A variable name can have more than one character, so you need a
+ after the character-set
[...]. (Also, JS variable names can contain other characters besides alphanumerics.) A numeric literal can have more than one character, so you want a
+ on the RHS too.
More importantly, though, there are lots of other bits of flexibility that you'll find more painful to process with a regular expression. For instance, consider
var x = 1+2+3; or
var myString = "foo bar baz";. A variable declaration may span several lines. It need not end with a semicolon. It may have comments in the middle of it. And so on. Regular expressions are not really the right tool for this job.
Of course, it may happen that you're parsing code from a particular source with a very special structure and can guarantee that every declaration has the particular form you're looking for. In that case, go ahead, but if there's any danger that the nature of the code you're processing might change then you're going to be facing a painful problem that really isn't designed to be solved with regular expressions.

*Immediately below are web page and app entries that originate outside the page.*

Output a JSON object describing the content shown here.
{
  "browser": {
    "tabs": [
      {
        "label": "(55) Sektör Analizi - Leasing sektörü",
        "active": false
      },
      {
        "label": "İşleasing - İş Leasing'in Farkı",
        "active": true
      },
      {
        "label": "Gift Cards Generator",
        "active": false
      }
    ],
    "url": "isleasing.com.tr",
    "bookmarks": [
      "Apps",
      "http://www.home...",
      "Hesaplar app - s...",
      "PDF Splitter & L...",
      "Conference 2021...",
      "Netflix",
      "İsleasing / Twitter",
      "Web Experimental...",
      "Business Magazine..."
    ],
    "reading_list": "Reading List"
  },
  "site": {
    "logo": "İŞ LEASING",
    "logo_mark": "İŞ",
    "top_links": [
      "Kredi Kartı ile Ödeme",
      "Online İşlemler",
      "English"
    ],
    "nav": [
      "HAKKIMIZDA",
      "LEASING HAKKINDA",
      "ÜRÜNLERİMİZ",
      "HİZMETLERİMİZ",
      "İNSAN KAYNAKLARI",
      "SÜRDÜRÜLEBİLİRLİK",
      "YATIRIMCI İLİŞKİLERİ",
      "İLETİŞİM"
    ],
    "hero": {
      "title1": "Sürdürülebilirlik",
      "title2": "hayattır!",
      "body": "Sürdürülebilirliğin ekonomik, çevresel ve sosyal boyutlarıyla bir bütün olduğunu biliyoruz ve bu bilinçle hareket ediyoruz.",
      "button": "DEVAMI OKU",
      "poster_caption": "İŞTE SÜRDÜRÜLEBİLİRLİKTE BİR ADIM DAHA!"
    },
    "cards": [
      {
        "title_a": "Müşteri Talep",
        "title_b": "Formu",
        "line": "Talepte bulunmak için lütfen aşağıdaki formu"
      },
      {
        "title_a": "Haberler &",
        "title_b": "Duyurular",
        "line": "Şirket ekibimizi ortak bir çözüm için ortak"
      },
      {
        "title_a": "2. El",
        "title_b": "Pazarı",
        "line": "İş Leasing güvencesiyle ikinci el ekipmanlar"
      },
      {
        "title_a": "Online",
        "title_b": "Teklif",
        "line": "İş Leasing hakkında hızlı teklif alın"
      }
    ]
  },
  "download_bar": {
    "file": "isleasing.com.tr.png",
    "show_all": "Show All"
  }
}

[EDITED about a day after writing, to fix a mistake kindly pointed out by "the Tin Man".]